> [Task to complete]: Please reproduce each of the following entries exactly.

> [Task input]:
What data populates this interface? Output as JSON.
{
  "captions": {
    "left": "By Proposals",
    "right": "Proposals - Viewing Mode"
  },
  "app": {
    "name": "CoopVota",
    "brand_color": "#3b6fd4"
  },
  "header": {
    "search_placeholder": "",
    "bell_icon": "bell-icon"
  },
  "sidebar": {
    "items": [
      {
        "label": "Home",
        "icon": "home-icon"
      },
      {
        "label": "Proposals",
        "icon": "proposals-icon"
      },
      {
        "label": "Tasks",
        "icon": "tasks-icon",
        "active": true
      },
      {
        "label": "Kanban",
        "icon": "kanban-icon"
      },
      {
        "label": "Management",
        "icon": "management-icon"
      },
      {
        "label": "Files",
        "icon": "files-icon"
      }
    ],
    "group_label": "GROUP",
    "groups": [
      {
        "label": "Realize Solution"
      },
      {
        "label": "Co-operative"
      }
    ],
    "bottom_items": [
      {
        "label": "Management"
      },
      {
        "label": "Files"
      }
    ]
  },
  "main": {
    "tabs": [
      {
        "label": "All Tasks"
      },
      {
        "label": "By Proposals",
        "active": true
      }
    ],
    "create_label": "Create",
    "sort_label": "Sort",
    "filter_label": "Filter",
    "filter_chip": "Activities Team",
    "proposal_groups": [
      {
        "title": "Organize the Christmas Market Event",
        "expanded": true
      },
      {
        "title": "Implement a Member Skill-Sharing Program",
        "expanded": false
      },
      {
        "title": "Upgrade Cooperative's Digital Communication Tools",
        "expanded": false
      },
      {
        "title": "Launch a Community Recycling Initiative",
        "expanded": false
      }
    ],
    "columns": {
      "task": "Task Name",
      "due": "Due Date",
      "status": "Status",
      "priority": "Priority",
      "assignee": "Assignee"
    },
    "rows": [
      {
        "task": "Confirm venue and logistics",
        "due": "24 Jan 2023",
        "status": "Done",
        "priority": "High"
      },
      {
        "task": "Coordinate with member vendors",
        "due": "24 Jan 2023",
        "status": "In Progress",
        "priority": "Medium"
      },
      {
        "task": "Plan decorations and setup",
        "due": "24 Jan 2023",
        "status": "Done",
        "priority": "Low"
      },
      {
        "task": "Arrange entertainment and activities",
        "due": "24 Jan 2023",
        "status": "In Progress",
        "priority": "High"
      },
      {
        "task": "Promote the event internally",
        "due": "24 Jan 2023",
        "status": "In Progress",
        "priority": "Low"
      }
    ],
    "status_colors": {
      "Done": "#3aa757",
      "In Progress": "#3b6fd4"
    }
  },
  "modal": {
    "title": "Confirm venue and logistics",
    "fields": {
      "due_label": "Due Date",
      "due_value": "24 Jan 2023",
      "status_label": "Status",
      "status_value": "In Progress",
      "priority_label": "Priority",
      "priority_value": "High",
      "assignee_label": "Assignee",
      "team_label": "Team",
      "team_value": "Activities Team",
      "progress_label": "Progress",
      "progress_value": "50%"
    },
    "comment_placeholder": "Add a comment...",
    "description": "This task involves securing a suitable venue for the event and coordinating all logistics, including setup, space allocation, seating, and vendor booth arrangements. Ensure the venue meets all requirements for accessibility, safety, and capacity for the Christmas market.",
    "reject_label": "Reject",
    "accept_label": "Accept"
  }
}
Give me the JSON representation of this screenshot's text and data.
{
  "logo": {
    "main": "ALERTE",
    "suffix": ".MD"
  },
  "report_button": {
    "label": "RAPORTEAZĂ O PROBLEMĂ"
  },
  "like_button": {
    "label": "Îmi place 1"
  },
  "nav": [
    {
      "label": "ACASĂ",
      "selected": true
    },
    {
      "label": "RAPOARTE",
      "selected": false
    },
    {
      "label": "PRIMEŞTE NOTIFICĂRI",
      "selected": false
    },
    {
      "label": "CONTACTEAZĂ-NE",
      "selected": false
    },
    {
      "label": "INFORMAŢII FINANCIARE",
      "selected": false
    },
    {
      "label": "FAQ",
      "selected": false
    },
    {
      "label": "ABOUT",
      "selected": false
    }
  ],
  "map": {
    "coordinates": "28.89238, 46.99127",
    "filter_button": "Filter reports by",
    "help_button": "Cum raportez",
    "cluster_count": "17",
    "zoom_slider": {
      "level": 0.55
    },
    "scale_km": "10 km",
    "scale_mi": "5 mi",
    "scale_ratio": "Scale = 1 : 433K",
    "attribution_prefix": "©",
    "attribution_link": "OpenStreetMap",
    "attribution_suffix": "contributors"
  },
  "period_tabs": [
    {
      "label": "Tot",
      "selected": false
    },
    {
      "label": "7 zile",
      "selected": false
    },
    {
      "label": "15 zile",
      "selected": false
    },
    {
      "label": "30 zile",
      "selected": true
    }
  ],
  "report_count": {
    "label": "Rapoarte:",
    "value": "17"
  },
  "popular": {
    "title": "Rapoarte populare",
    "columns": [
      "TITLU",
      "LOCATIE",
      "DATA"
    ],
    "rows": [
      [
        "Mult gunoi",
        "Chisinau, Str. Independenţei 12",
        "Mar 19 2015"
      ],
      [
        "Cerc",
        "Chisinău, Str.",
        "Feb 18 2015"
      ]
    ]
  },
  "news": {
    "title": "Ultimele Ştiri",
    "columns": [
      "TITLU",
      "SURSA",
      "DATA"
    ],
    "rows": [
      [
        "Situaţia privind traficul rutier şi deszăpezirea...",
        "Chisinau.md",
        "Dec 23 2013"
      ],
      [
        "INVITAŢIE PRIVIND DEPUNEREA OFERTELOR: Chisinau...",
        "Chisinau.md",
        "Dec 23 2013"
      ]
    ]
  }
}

> [Written answer]:
What data populates this interface? Output as JSON.
{
  "captions": {
    "left": "By Proposals",
    "right": "Proposals - Viewing Mode"
  },
  "app": {
    "name": "CoopVota",
    "brand_color": "#3b6fd4"
  },
  "header": {
    "search_placeholder": "",
    "bell_icon": "bell-icon"
  },
  "sidebar": {
    "items": [
      {
        "label": "Home",
        "icon": "home-icon"
      },
      {
        "label": "Proposals",
        "icon": "proposals-icon"
      },
      {
        "label": "Tasks",
        "icon": "tasks-icon",
        "active": true
      },
      {
        "label": "Kanban",
        "icon": "kanban-icon"
      },
      {
        "label": "Management",
        "icon": "management-icon"
      },
      {
        "label": "Files",
        "icon": "files-icon"
      }
    ],
    "group_label": "GROUP",
    "groups": [
      {
        "label": "Realize Solution"
      },
      {
        "label": "Co-operative"
      }
    ],
    "bottom_items": [
      {
        "label": "Management"
      },
      {
        "label": "Files"
      }
    ]
  },
  "main": {
    "tabs": [
      {
        "label": "All Tasks"
      },
      {
        "label": "By Proposals",
        "active": true
      }
    ],
    "create_label": "Create",
    "sort_label": "Sort",
    "filter_label": "Filter",
    "filter_chip": "Activities Team",
    "proposal_groups": [
      {
        "title": "Organize the Christmas Market Event",
        "expanded": true
      },
      {
        "title": "Implement a Member Skill-Sharing Program",
        "expanded": false
      },
      {
        "title": "Upgrade Cooperative's Digital Communication Tools",
        "expanded": false
      },
      {
        "title": "Launch a Community Recycling Initiative",
        "expanded": false
      }
    ],
    "columns": {
      "task": "Task Name",
      "due": "Due Date",
      "status": "Status",
      "priority": "Priority",
      "assignee": "Assignee"
    },
    "rows": [
      {
        "task": "Confirm venue and logistics",
        "due": "24 Jan 2023",
        "status": "Done",
        "priority": "High"
      },
      {
        "task": "Coordinate with member vendors",
        "due": "24 Jan 2023",
        "status": "In Progress",
        "priority": "Medium"
      },
      {
        "task": "Plan decorations and setup",
        "due": "24 Jan 2023",
        "status": "Done",
        "priority": "Low"
      },
      {
        "task": "Arrange entertainment and activities",
        "due": "24 Jan 2023",
        "status": "In Progress",
        "priority": "High"
      },
      {
        "task": "Promote the event internally",
        "due": "24 Jan 2023",
        "status": "In Progress",
        "priority": "Low"
      }
    ],
    "status_colors": {
      "Done": "#3aa757",
      "In Progress": "#3b6fd4"
    }
  },
  "modal": {
    "title": "Confirm venue and logistics",
    "fields": {
      "due_label": "Due Date",
      "due_value": "24 Jan 2023",
      "status_label": "Status",
      "status_value": "In Progress",
      "priority_label": "Priority",
      "priority_value": "High",
      "assignee_label": "Assignee",
      "team_label": "Team",
      "team_value": "Activities Team",
      "progress_label": "Progress",
      "progress_value": "50%"
    },
    "comment_placeholder": "Add a comment...",
    "description": "This task involves securing a suitable venue for the event and coordinating all logistics, including setup, space allocation, seating, and vendor booth arrangements. Ensure the venue meets all requirements for accessibility, safety, and capacity for the Christmas market.",
    "reject_label": "Reject",
    "accept_label": "Accept"
  }
}
Give me the JSON representation of this screenshot's text and data.
{
  "logo": {
    "main": "ALERTE",
    "suffix": ".MD"
  },
  "report_button": {
    "label": "RAPORTEAZĂ O PROBLEMĂ"
  },
  "like_button": {
    "label": "Îmi place 1"
  },
  "nav": [
    {
      "label": "ACASĂ",
      "selected": true
    },
    {
      "label": "RAPOARTE",
      "selected": false
    },
    {
      "label": "PRIMEŞTE NOTIFICĂRI",
      "selected": false
    },
    {
      "label": "CONTACTEAZĂ-NE",
      "selected": false
    },
    {
      "label": "INFORMAŢII FINANCIARE",
      "selected": false
    },
    {
      "label": "FAQ",
      "selected": false
    },
    {
      "label": "ABOUT",
      "selected": false
    }
  ],
  "map": {
    "coordinates": "28.89238, 46.99127",
    "filter_button": "Filter reports by",
    "help_button": "Cum raportez",
    "cluster_count": "17",
    "zoom_slider": {
      "level": 0.55
    },
    "scale_km": "10 km",
    "scale_mi": "5 mi",
    "scale_ratio": "Scale = 1 : 433K",
    "attribution_prefix": "©",
    "attribution_link": "OpenStreetMap",
    "attribution_suffix": "contributors"
  },
  "period_tabs": [
    {
      "label": "Tot",
      "selected": false
    },
    {
      "label": "7 zile",
      "selected": false
    },
    {
      "label": "15 zile",
      "selected": false
    },
    {
      "label": "30 zile",
      "selected": true
    }
  ],
  "report_count": {
    "label": "Rapoarte:",
    "value": "17"
  },
  "popular": {
    "title": "Rapoarte populare",
    "columns": [
      "TITLU",
      "LOCATIE",
      "DATA"
    ],
    "rows": [
      [
        "Mult gunoi",
        "Chisinau, Str. Independenţei 12",
        "Mar 19 2015"
      ],
      [
        "Cerc",
        "Chisinău, Str.",
        "Feb 18 2015"
      ]
    ]
  },
  "news": {
    "title": "Ultimele Ştiri",
    "columns": [
      "TITLU",
      "SURSA",
      "DATA"
    ],
    "rows": [
      [
        "Situaţia privind traficul rutier şi deszăpezirea...",
        "Chisinau.md",
        "Dec 23 2013"
      ],
      [
        "INVITAŢIE PRIVIND DEPUNEREA OFERTELOR: Chisinau...",
        "Chisinau.md",
        "Dec 23 2013"
      ]
    ]
  }
}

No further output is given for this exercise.